Fireman courses are available in fire science, fire science technology, and related certificate and associate degree programs. Some students also pursue bachelor's degrees that include administration and public policy components for professional advancement in fire science and service careers.
Community colleges may offer fire academy or firefighter training, which consists of extensive practical and classroom instruction. The training lengths vary due to day and evening schedules. In some cases, admission requirements include active EMT certification. Applicants must also pass a physical exam and be accepted to the college offering the program. Graduates are prepared to apply for firefighter certification.
Some common concepts taught in firefighting classes include:
In this beginning fireman's course students combine classroom and lab time to learn basic principles of fire science and suppression. It is a required class that usually begins with first aid and first responder training. Students get to practice donning protective gear and carrying out job responsibilities while wearing it. Chain of command, communications, and fire department operations are emphasized.

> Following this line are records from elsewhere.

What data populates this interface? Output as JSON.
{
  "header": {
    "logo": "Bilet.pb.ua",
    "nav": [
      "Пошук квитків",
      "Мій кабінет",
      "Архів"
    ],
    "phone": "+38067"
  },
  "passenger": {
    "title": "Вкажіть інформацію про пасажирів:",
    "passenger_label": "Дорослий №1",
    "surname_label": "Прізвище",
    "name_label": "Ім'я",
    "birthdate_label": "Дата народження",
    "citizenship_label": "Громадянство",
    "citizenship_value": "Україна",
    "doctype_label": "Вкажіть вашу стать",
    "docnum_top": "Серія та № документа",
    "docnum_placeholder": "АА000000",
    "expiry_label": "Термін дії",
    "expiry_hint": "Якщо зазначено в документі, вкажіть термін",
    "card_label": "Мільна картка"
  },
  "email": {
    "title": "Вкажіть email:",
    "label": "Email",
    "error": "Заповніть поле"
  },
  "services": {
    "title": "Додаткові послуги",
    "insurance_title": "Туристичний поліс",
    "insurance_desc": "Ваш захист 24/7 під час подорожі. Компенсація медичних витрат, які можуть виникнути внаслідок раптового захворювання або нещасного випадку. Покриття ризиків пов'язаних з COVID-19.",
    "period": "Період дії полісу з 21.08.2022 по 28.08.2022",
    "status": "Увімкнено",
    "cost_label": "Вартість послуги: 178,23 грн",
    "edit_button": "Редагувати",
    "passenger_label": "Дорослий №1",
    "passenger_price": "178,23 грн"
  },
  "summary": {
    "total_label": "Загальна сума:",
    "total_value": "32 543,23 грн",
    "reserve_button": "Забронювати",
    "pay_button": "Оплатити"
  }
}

This required class offers a comprehensive examination of foam and water fire suppression, using the introductory fireman course as a foundation. Training includes firefighting strategies for residential, commercial, vehicular, water, wilderness, and brush fires. Firefighters learn appropriate measures for urban, suburban, and rural concerns. Coursework and field training include hazardous materials handling.
Most students in fireman courses take this mandatory class of lectures and labs midway through their program. They learn the physical and chemical characteristics of different kinds of fire, such as electrical or chemical fires, as well as how fires can start and spread. Students gain an understanding of accelerants, weather and construction materials, as well as urban, suburban and rural topography and its influence on fires.
Pre-planning is a key strategy for fighting building fires. Students in this fireman's course are introduced to different building methods and materials in the context of fire safety. Lectures and labs are delivered with the intent of maximizing fireman safety both before and during a fire, in which all or part of the building is at risk for collapse. This required course is taken after basic firefighting and fire suppression courses and includes building inspection procedures and minimum standards for building codes.
A reliable working knowledge of the Office of Safety and Health Administration (OSHA) requirements is important to a successful firefighting career. Upon completion of this required class, firemen are able to quickly identify hazardous conditions or situations and act fast in an emergency. Safe rescue operations for wilderness, confined spaces, fast water, inclement weather, high rises, and acts of terrorism are studied in classroom and lab settings.
In this course, required by some programs, students learn to identify the origin and nature of a particular fire. Coursework includes how to secure the scene, as well as how to document and collect evidence. Students also learn to prepare and report findings. Students learn to make a determination of arson or non-arson related with respect to particular fire-related incidents.